*** Begin section ***

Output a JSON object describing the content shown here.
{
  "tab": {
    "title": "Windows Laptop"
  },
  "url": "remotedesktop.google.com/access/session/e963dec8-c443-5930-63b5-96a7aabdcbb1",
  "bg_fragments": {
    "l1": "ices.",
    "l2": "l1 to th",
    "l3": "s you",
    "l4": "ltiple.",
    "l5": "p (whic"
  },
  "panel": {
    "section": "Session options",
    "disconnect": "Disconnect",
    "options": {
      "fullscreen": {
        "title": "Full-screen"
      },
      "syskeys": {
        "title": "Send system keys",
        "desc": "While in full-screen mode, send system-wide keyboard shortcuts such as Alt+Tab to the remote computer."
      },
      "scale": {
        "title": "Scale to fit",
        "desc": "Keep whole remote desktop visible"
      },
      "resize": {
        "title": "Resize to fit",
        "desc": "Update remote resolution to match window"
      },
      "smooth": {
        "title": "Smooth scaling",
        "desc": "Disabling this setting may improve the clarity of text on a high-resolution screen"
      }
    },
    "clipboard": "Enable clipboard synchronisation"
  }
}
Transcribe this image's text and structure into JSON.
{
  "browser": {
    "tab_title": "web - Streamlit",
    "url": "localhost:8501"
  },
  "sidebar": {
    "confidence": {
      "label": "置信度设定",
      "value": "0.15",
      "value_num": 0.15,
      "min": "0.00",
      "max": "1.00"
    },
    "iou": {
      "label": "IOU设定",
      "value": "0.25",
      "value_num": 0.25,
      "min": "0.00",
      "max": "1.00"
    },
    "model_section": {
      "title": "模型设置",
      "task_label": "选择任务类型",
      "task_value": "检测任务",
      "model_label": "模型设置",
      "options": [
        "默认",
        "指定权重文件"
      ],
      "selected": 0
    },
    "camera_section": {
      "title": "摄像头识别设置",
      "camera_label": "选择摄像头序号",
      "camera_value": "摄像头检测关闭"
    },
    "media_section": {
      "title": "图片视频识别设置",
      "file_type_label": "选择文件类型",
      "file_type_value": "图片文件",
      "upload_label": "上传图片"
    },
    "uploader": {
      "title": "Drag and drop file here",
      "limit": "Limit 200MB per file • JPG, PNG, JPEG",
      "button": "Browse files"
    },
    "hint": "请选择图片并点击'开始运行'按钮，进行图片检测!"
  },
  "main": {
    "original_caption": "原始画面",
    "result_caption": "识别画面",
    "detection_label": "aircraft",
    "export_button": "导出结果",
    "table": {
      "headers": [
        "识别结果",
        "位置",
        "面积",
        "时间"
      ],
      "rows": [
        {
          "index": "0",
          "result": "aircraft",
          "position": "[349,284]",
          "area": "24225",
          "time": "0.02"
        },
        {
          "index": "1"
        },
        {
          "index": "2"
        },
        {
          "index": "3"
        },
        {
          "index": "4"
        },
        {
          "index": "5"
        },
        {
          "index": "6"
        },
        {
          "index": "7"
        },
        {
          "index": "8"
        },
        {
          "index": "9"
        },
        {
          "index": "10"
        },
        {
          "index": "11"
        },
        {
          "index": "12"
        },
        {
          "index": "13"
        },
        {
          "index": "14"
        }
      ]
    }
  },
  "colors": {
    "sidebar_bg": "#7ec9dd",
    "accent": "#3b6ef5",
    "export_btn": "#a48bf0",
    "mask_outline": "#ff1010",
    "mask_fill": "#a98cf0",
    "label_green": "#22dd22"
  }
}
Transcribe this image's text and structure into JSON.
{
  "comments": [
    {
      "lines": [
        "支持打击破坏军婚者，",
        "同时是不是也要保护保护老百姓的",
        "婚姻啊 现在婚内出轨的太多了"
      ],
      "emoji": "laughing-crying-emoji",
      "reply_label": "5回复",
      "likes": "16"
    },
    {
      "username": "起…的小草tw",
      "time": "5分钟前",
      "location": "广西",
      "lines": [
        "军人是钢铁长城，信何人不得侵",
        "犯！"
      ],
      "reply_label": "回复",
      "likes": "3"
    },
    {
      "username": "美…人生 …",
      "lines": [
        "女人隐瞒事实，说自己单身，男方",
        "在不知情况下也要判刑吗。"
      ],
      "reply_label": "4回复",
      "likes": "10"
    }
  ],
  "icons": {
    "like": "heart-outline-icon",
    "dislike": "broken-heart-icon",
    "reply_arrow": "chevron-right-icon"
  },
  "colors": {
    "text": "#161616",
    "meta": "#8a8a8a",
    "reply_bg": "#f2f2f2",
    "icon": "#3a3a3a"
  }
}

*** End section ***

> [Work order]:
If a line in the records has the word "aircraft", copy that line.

> [Response]:
    "detection_label": "aircraft",
          "result": "aircraft",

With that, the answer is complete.